Tasmania, No Longer the Forgotten State
Why Hiring an Apprentice is Smart Business
Industry Leaders Drive Sustainability Efforts
Making Concrete Smarter
Capricorn Highway Duplication Project Set to Go Underway
Foreign Investors Set Their Sights On Australian Builders
Creating a Social Media Program That Works
Largest Solar Farm in the World to Open In Queensland
By John Biggs
December 10, 2018
Robots come in many forms. There are the virtual, computer-dwelling artificial intelligence systems making decisions based on data and algorithms. There are also the actual oil-and-steel robots laying bricks or hanging sheetrock. And let’s not forget the self-flying drones buzzing overhead performing thermal imaging or monitoring the jobsite.
As those technologies have matured, seeing them in action has become almost expected, even commonplace. But a robot dog that freely walks around a construction site surveying the project and carrying objects would probably still turn some heads.
Boston Dynamics’ SpotMini is a four-legged electric robotic dog with an uncanny sense of perception and an impressive range of motion, thanks to its onboard 3D vision and its 17 distinct joints. It stands a bit under three feet tall, weighs just 66 pounds, and gets about 90 minutes on a charge, according to the company. It has an arm that can manipulate objects, and an array of cameras that help it navigate its surroundings. It operates nearly silently, and its movement is frankly a little unsettling, so brace yourself, because they might someday become workplace companions for construction workers.
This slightly terrifying video was recently put out by the company to promote its push into more widespread commercial use. In it, the SpotMini confidently strides around an active construction site, easily navigating steep stairways, narrow hallways, and piles of debris and other obstacles littering a site run by Takenaka Corp. in Tokyo. Now owned by Japan-based Softbank Robotics, Boston Dynamics has set an ambitious goal to be producing 1,000 SpotMinis per year by July 2019.
Marc Raibert, Boston Dynamics’ founder, sees a real future for the commercial viability of the SpotMini. He recently said at a computer expo in Germany that the company is setting its sights on four main categories: construction, delivery, security and home assistance, according to Inverse. With their video specifically showing off the SpotMini’s ability to make its way through a construction site, you could extrapolate that adoption by construction firms is high on the company’s wishlist.

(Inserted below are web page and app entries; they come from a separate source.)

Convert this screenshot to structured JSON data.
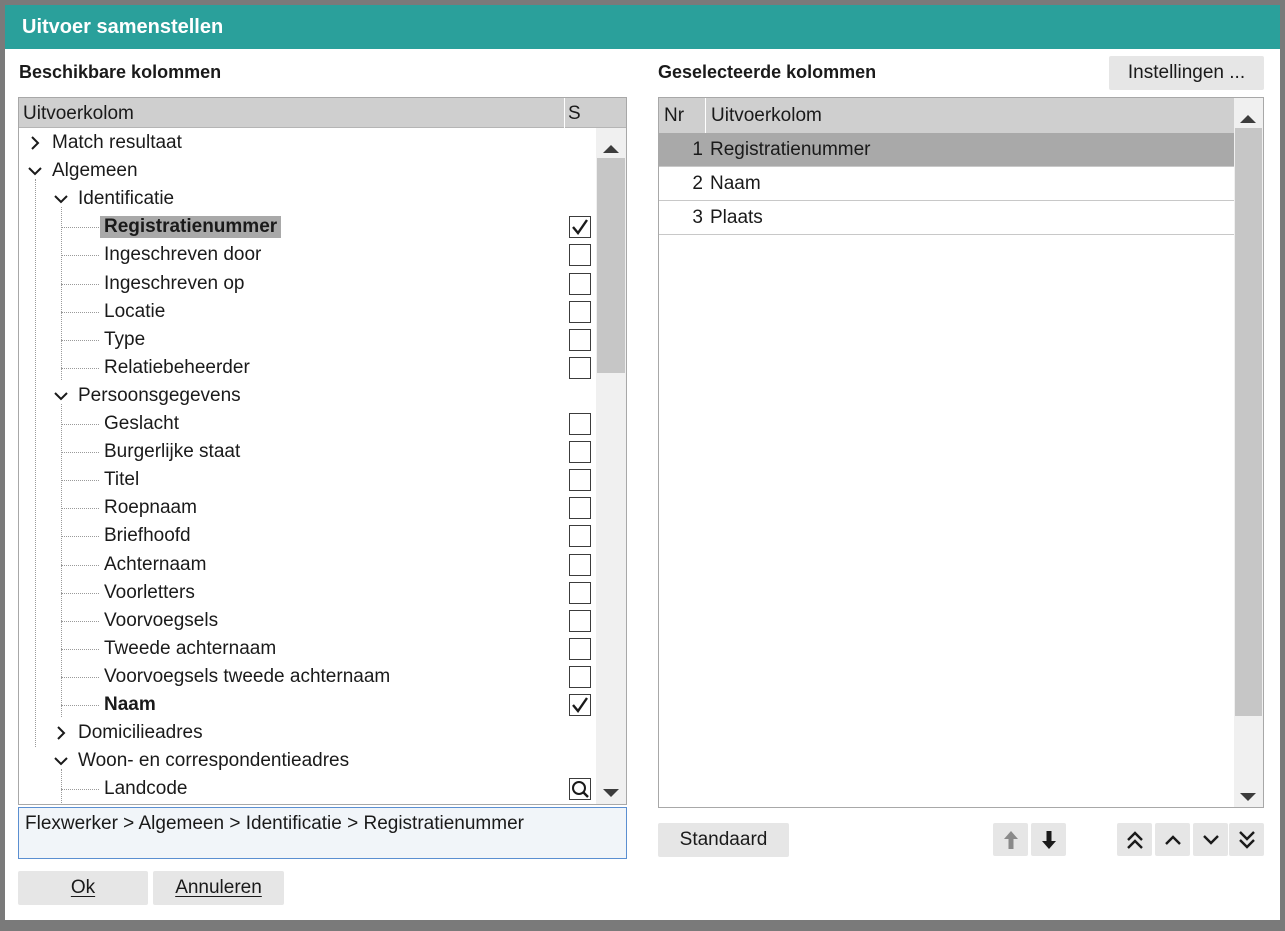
{
  "dialog": {
    "title": "Uitvoer samenstellen",
    "available_label": "Beschikbare kolommen",
    "selected_label": "Geselecteerde kolommen",
    "settings_button": "Instellingen ...",
    "standard_button": "Standaard",
    "ok_button": "Ok",
    "cancel_button": "Annuleren"
  },
  "tree": {
    "col_name": "Uitvoerkolom",
    "col_s": "S",
    "rows": [
      {
        "label": "Match resultaat",
        "level": 0,
        "expander": "collapsed"
      },
      {
        "label": "Algemeen",
        "level": 0,
        "expander": "expanded"
      },
      {
        "label": "Identificatie",
        "level": 1,
        "expander": "expanded"
      },
      {
        "label": "Registratienummer",
        "level": 2,
        "bold": true,
        "selected": true,
        "control": "checked"
      },
      {
        "label": "Ingeschreven door",
        "level": 2,
        "control": "unchecked"
      },
      {
        "label": "Ingeschreven op",
        "level": 2,
        "control": "unchecked"
      },
      {
        "label": "Locatie",
        "level": 2,
        "control": "unchecked"
      },
      {
        "label": "Type",
        "level": 2,
        "control": "unchecked"
      },
      {
        "label": "Relatiebeheerder",
        "level": 2,
        "control": "unchecked"
      },
      {
        "label": "Persoonsgegevens",
        "level": 1,
        "expander": "expanded"
      },
      {
        "label": "Geslacht",
        "level": 2,
        "control": "unchecked"
      },
      {
        "label": "Burgerlijke staat",
        "level": 2,
        "control": "unchecked"
      },
      {
        "label": "Titel",
        "level": 2,
        "control": "unchecked"
      },
      {
        "label": "Roepnaam",
        "level": 2,
        "control": "unchecked"
      },
      {
        "label": "Briefhoofd",
        "level": 2,
        "control": "unchecked"
      },
      {
        "label": "Achternaam",
        "level": 2,
        "control": "unchecked"
      },
      {
        "label": "Voorletters",
        "level": 2,
        "control": "unchecked"
      },
      {
        "label": "Voorvoegsels",
        "level": 2,
        "control": "unchecked"
      },
      {
        "label": "Tweede achternaam",
        "level": 2,
        "control": "unchecked"
      },
      {
        "label": "Voorvoegsels tweede achternaam",
        "level": 2,
        "control": "unchecked"
      },
      {
        "label": "Naam",
        "level": 2,
        "bold": true,
        "control": "checked"
      },
      {
        "label": "Domicilieadres",
        "level": 1,
        "expander": "collapsed"
      },
      {
        "label": "Woon- en correspondentieadres",
        "level": 1,
        "expander": "expanded"
      },
      {
        "label": "Landcode",
        "level": 2,
        "control": "search"
      }
    ]
  },
  "path": "Flexwerker > Algemeen > Identificatie > Registratienummer",
  "selected_list": {
    "col_nr": "Nr",
    "col_name": "Uitvoerkolom",
    "rows": [
      {
        "nr": "1",
        "label": "Registratienummer",
        "selected": true
      },
      {
        "nr": "2",
        "label": "Naam"
      },
      {
        "nr": "3",
        "label": "Plaats"
      }
    ]
  },
  "icons": {
    "move_up": "arrow-up-icon",
    "move_down": "arrow-down-icon",
    "move_top": "double-chevron-up-icon",
    "move_one_up": "chevron-up-icon",
    "move_one_down": "chevron-down-icon",
    "move_bottom": "double-chevron-down-icon"
  }
}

“Smart robotics are going to be a key driver of the next stage of the information revolution, and Marc (Raibert) and his team at Boston Dynamics are the clear technology leaders in advanced dynamic robots,” SoftBank Group Chairman Masayoshi Son said in a statement announcing the sale.
The company originated at the Massachusetts Institute of Technology in 1992, initially focusing on projects for the military’s Defense Advanced Research Projects Agency (DARPA). It was briefly part of Google’s X division for advanced projects, but this will be its first major play to market their robots commercially, although no price has been announced as of yet.
SpotMini is not Boston Dynamics’ only robot. It also has an impressive humanoid robot called Atlas, which boasts exceptional balance and two-handed mobile manipulation. You can see another somewhat eerie video of the Atlas performing complex movements like jumping and landing on elevated platforms of varying heights and even doing back flips. As impressive as its abilities are, it’s not clear if it will ever be sold commercially.
So far, the SpotMini’s applications in construction seem centered around carrying items, manipulating objects and surveying sites. Still, the electric dog might have a few tricks up its robot sleeve that one day makes it a versatile and useful addition to a company’s workforce. And best of all, you’ll never have to clean up after it.
As long as firms struggle to find enough human workers to meet the demands on their services, they will likely keep looking to mechanical help to make up for the shortfall. Whatever form they take, robots have found a permanent place in construction, and the industry's gradual acceptance of a robotic future is laying the groundwork for a fruitful relationship with its burgeoning artificial workforce.
future of construction
How Robots May Be a Construction Problem-Solver
The AEC industry relies on drawings for everything, from the external site plan and interior layout to the punch list and RFIs. According to Home Improvement Pages, a custom-designed residential ho... Read More
Construction work as we well know is a team effort, requiring the synchronization of workers, equipment and materials. And just as construction wo... Read More
Listen in to this free webinar with Carey Larsen, Social Marketing Manager at Procore, Bob Gardner, CEO of Gardner Builders, and Jessica Stoe, Bran... Read More
At a rural Ohio job site, Wieland Construction and its subcontractors are managing progress entirely from mobile devices — an investment they say h... Read More
The majority of project leaders and teams on site today still utilize outdated, manual tools and processes—even though there are plenty of technolo... Read More
Keeping workers safe on road construction sites is an ongoing problem, underlined by the fact that the number of fatalities at these sites increase... Read More
Automation has improved by leaps and bounds over the last decade, and the technology is proving viable as more companies start to incorporate some ... Read More